[[ Input records, beginning ]]

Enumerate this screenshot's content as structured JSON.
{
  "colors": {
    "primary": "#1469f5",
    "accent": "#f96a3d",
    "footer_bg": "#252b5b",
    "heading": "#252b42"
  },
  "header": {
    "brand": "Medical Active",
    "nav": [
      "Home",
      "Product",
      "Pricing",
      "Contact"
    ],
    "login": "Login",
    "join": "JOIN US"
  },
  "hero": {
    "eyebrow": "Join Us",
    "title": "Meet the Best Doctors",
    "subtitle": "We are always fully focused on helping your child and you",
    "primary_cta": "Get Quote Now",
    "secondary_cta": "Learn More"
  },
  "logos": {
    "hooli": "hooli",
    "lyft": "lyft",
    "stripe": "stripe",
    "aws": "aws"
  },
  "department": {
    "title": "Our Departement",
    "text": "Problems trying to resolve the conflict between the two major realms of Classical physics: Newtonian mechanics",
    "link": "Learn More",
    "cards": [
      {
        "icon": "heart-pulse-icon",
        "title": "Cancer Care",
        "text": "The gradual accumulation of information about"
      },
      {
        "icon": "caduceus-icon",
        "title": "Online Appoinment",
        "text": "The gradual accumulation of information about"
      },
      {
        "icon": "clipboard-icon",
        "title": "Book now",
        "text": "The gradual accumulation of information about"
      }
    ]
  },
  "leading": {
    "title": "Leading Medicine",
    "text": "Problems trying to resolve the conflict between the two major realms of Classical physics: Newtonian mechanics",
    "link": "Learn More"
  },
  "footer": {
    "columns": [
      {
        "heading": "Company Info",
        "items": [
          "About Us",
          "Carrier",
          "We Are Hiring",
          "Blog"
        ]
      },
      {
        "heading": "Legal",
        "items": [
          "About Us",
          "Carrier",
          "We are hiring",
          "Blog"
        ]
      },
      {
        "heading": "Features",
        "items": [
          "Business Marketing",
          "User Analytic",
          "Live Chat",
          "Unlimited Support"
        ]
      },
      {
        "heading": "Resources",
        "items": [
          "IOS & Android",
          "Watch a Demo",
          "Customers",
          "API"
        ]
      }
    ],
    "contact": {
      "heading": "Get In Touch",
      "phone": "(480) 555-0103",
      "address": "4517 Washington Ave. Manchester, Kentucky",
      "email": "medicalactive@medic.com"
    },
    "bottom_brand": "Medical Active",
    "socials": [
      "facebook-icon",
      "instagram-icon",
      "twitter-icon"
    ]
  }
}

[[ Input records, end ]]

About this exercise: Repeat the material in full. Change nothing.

Answer for this exercise:
Enumerate this screenshot's content as structured JSON.
{
  "colors": {
    "primary": "#1469f5",
    "accent": "#f96a3d",
    "footer_bg": "#252b5b",
    "heading": "#252b42"
  },
  "header": {
    "brand": "Medical Active",
    "nav": [
      "Home",
      "Product",
      "Pricing",
      "Contact"
    ],
    "login": "Login",
    "join": "JOIN US"
  },
  "hero": {
    "eyebrow": "Join Us",
    "title": "Meet the Best Doctors",
    "subtitle": "We are always fully focused on helping your child and you",
    "primary_cta": "Get Quote Now",
    "secondary_cta": "Learn More"
  },
  "logos": {
    "hooli": "hooli",
    "lyft": "lyft",
    "stripe": "stripe",
    "aws": "aws"
  },
  "department": {
    "title": "Our Departement",
    "text": "Problems trying to resolve the conflict between the two major realms of Classical physics: Newtonian mechanics",
    "link": "Learn More",
    "cards": [
      {
        "icon": "heart-pulse-icon",
        "title": "Cancer Care",
        "text": "The gradual accumulation of information about"
      },
      {
        "icon": "caduceus-icon",
        "title": "Online Appoinment",
        "text": "The gradual accumulation of information about"
      },
      {
        "icon": "clipboard-icon",
        "title": "Book now",
        "text": "The gradual accumulation of information about"
      }
    ]
  },
  "leading": {
    "title": "Leading Medicine",
    "text": "Problems trying to resolve the conflict between the two major realms of Classical physics: Newtonian mechanics",
    "link": "Learn More"
  },
  "footer": {
    "columns": [
      {
        "heading": "Company Info",
        "items": [
          "About Us",
          "Carrier",
          "We Are Hiring",
          "Blog"
        ]
      },
      {
        "heading": "Legal",
        "items": [
          "About Us",
          "Carrier",
          "We are hiring",
          "Blog"
        ]
      },
      {
        "heading": "Features",
        "items": [
          "Business Marketing",
          "User Analytic",
          "Live Chat",
          "Unlimited Support"
        ]
      },
      {
        "heading": "Resources",
        "items": [
          "IOS & Android",
          "Watch a Demo",
          "Customers",
          "API"
        ]
      }
    ],
    "contact": {
      "heading": "Get In Touch",
      "phone": "(480) 555-0103",
      "address": "4517 Washington Ave. Manchester, Kentucky",
      "email": "medicalactive@medic.com"
    },
    "bottom_brand": "Medical Active",
    "socials": [
      "facebook-icon",
      "instagram-icon",
      "twitter-icon"
    ]
  }
}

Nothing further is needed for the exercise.